[Component data from apps and pages]

▼

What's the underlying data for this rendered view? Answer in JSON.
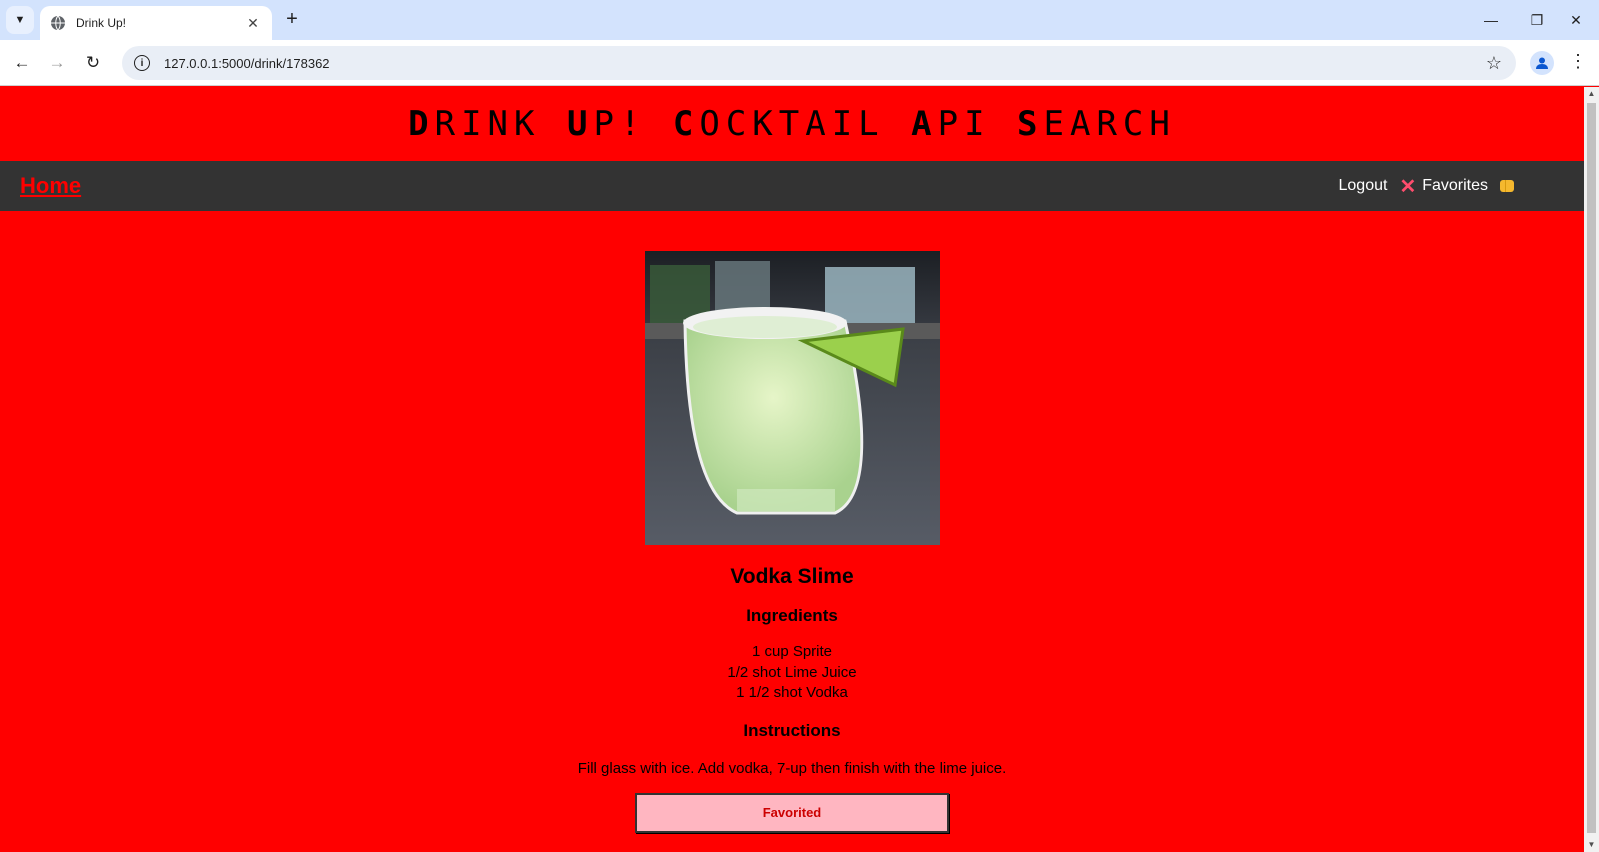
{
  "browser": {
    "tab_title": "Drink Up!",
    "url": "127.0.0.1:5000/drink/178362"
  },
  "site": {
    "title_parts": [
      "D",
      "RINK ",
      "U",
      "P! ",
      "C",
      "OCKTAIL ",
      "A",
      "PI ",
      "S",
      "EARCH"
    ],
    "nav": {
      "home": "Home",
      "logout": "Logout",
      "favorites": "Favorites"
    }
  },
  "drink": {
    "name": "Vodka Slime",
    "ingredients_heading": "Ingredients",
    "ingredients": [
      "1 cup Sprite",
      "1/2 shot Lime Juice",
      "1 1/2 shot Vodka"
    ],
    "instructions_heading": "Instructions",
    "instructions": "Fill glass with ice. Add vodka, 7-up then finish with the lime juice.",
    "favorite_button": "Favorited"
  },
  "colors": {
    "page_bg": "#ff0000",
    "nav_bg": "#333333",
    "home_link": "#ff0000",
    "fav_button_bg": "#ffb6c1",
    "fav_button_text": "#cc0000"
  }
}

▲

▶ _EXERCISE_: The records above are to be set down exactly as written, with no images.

▶ _TASK ANSWER_:
What's the underlying data for this rendered view? Answer in JSON.
{
  "browser": {
    "tab_title": "Drink Up!",
    "url": "127.0.0.1:5000/drink/178362"
  },
  "site": {
    "title_parts": [
      "D",
      "RINK ",
      "U",
      "P! ",
      "C",
      "OCKTAIL ",
      "A",
      "PI ",
      "S",
      "EARCH"
    ],
    "nav": {
      "home": "Home",
      "logout": "Logout",
      "favorites": "Favorites"
    }
  },
  "drink": {
    "name": "Vodka Slime",
    "ingredients_heading": "Ingredients",
    "ingredients": [
      "1 cup Sprite",
      "1/2 shot Lime Juice",
      "1 1/2 shot Vodka"
    ],
    "instructions_heading": "Instructions",
    "instructions": "Fill glass with ice. Add vodka, 7-up then finish with the lime juice.",
    "favorite_button": "Favorited"
  },
  "colors": {
    "page_bg": "#ff0000",
    "nav_bg": "#333333",
    "home_link": "#ff0000",
    "fav_button_bg": "#ffb6c1",
    "fav_button_text": "#cc0000"
  }
}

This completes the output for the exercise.